Element data from apps and pages:
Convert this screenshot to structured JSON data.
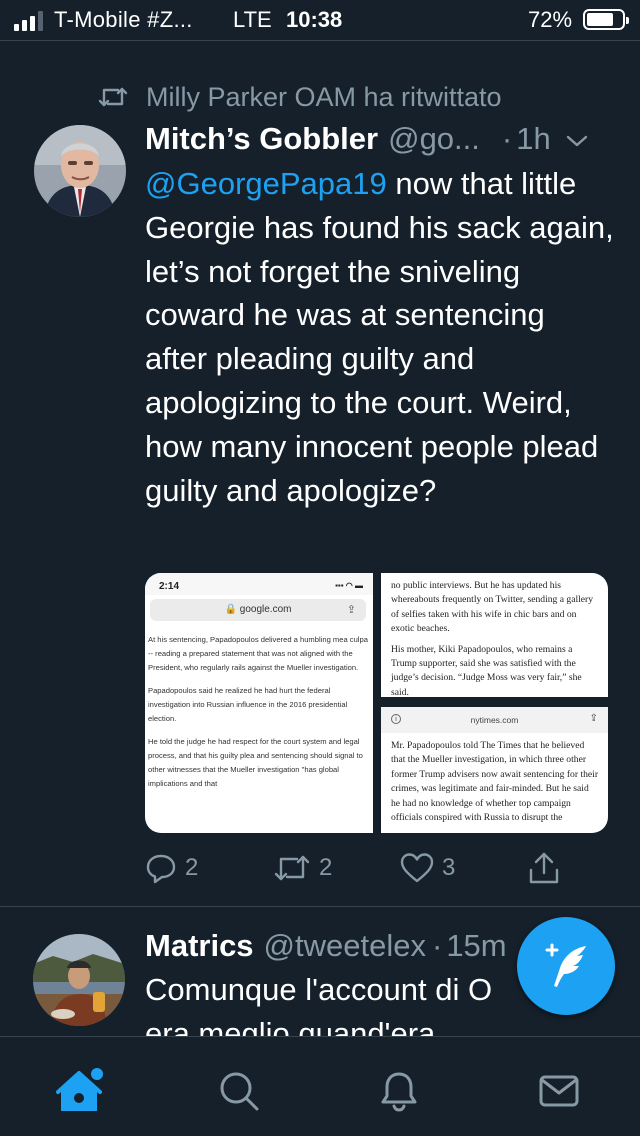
{
  "status_bar": {
    "carrier": "T-Mobile #Z...",
    "network": "LTE",
    "time": "10:38",
    "battery_percent": "72%",
    "battery_level": 0.72,
    "signal_bars": 3,
    "signal_max": 4
  },
  "timeline": {
    "tweets": [
      {
        "retweet_label": "Milly Parker OAM ha ritwittato",
        "name": "Mitch’s Gobbler",
        "handle": "@go...",
        "separator": "·",
        "time": "1h",
        "mention": "@GeorgePapa19",
        "text": " now that little Georgie has found his sack again, let’s not forget the sniveling coward he was at sentencing after pleading guilty and apologizing to the court. Weird, how many innocent people plead guilty and apologize?",
        "media": {
          "left": {
            "status_time": "2:14",
            "status_icons": "▪▪▪ ◠ ▬",
            "url": "🔒 google.com",
            "share": "⇪",
            "paragraphs": [
              "At his sentencing, Papadopoulos delivered a humbling mea culpa -- reading a prepared statement that was not aligned with the President, who regularly rails against the Mueller investigation.",
              "Papadopoulos said he realized he had hurt the federal investigation into Russian influence in the 2016 presidential election.",
              "He told the judge he had respect for the court system and legal process, and that his guilty plea and sentencing should signal to other witnesses that the Mueller investigation \"has global implications and that"
            ]
          },
          "right_top": {
            "paragraphs": [
              "no public interviews. But he has updated his whereabouts frequently on Twitter, sending a gallery of selfies taken with his wife in chic bars and on exotic beaches.",
              "His mother, Kiki Papadopoulos, who remains a Trump supporter, said she was satisfied with the judge’s decision. “Judge Moss was very fair,” she said."
            ]
          },
          "right_bottom": {
            "info": "i",
            "url": "nytimes.com",
            "share": "⇪",
            "paragraphs": [
              "Mr. Papadopoulos told The Times that he believed that the Mueller investigation, in which three other former Trump advisers now await sentencing for their crimes, was legitimate and fair-minded. But he said he had no knowledge of whether top campaign officials conspired with Russia to disrupt the"
            ]
          }
        },
        "actions": {
          "reply_count": "2",
          "retweet_count": "2",
          "like_count": "3"
        }
      },
      {
        "name": "Matrics",
        "handle": "@tweetelex",
        "separator": "·",
        "time": "15m",
        "text_line1": "Comunque l'account di O",
        "text_line2": "era meglio quand'era"
      }
    ]
  },
  "icons": {
    "retweet": "retweet-icon",
    "reply": "reply-icon",
    "like": "heart-icon",
    "share": "share-icon",
    "compose": "compose-feather-icon",
    "home": "home-icon",
    "search": "search-icon",
    "notifications": "bell-icon",
    "messages": "envelope-icon"
  },
  "colors": {
    "background": "#15202b",
    "accent": "#1da1f2",
    "secondary_text": "#8899a6",
    "divider": "#38444d"
  }
}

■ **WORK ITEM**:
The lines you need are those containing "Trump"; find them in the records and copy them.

■ **TASK RESULT**:
              "His mother, Kiki Papadopoulos, who remains a Trump supporter, said she was satisfied with the judge’s decision. “Judge Moss was very fair,” she said."
              "Mr. Papadopoulos told The Times that he believed that the Mueller investigation, in which three other former Trump advisers now await sentencing for their crimes, was legitimate and fair-minded. But he said he had no knowledge of whether top campaign officials conspired with Russia to disrupt the"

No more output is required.